**RECORDED INFORMATION**

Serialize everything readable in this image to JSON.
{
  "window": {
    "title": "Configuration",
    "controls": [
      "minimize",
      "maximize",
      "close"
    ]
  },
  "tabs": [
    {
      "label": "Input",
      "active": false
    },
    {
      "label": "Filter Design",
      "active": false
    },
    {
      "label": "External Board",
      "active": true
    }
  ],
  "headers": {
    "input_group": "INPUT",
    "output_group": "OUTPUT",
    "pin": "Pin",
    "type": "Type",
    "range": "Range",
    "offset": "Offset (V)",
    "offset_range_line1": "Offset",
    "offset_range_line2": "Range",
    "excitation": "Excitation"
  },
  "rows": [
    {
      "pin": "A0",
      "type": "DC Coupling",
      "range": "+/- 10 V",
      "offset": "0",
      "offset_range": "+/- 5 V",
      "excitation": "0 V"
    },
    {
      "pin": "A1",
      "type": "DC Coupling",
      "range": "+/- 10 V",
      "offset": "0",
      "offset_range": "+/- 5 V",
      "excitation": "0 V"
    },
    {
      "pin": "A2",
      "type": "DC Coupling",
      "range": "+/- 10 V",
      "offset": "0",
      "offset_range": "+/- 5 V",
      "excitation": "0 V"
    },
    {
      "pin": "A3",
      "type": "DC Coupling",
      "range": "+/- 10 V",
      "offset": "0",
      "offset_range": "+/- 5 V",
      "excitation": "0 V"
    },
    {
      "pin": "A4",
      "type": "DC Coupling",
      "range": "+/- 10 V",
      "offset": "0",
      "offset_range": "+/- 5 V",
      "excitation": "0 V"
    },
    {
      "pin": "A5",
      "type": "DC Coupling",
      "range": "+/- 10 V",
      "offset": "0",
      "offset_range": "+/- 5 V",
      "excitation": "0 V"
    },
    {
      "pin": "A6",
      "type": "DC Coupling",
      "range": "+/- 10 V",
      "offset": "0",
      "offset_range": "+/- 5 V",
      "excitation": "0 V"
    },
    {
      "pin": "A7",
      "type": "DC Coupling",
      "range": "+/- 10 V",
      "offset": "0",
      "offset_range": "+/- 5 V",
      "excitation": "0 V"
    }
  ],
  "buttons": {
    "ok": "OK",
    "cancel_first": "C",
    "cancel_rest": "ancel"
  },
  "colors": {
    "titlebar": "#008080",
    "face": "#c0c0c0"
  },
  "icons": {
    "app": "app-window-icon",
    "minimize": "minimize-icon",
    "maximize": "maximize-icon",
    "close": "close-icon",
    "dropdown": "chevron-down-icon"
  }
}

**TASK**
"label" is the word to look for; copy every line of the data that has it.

**RESPONSE TO THE EXERCISE**
      "label": "Input",
      "label": "Filter Design",
      "label": "External Board",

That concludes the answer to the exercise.